“Grafted fruiting plant like mangoes give fruit for almost 45 years if proper care is taken, as far as fertiliser and pruning of the branch is concerned, it would fruit heavily giving high returns on the investment,” she affirmed.

Active play spaces for all ages

If you want to turn your outdoor space into a paradise where everyone can have some fun any time they are home, then think green — think golf course green. Golf course green is usually referred to as putting green.

It is the smooth and even space with short grass surrounding a golf hole, either as part of a golf course or as a separate area for putting.

Almost all golfers wish to possess their own private putting green in their backyard, but you do not have to be an ardent golfer to own one.

“Golf course landscaping is the ultimate upgrade to a home scenery,” said Director of Jaria Hortscapes, James Munuve. Munuve observes that people do not want places they have to weed. They want places where they can relax and play.

Sustainability tech

With the era of smartphone technology, it is amazing what you can do from the comfort of your home or office, or anywhere on the go. You do not have to be an agriculturalist to do this, but the passion to keep health flowers and plants in your garden would do.

The Ukulima Tech application would come in quite in handy.

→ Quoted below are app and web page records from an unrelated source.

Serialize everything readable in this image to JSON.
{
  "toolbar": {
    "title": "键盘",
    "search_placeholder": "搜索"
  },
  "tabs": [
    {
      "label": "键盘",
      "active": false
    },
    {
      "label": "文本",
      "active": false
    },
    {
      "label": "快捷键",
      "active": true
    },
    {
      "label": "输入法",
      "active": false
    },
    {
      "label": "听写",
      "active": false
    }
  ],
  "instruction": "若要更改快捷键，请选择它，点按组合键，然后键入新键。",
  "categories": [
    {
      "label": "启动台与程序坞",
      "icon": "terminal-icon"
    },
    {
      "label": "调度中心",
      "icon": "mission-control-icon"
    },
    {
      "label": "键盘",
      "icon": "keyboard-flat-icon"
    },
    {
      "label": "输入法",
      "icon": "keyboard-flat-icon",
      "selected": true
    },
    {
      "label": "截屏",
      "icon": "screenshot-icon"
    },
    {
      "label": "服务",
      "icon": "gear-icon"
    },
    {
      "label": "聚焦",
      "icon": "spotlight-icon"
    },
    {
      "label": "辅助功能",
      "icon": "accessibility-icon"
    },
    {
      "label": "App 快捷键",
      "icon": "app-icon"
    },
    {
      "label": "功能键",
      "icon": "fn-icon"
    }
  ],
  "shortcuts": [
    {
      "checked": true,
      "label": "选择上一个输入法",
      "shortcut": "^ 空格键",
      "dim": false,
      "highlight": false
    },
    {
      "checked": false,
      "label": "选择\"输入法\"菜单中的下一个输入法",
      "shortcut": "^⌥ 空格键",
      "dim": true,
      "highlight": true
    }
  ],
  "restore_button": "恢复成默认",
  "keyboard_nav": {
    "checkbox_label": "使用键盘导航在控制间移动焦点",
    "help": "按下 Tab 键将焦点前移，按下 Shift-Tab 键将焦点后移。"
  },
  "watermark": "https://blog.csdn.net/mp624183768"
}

The application, which cannot be downloaded can only be programmed in a way that only the company can install it at a fee on a customer’s Internet enabled smartphone.

smurumba@ke.nationmedia.com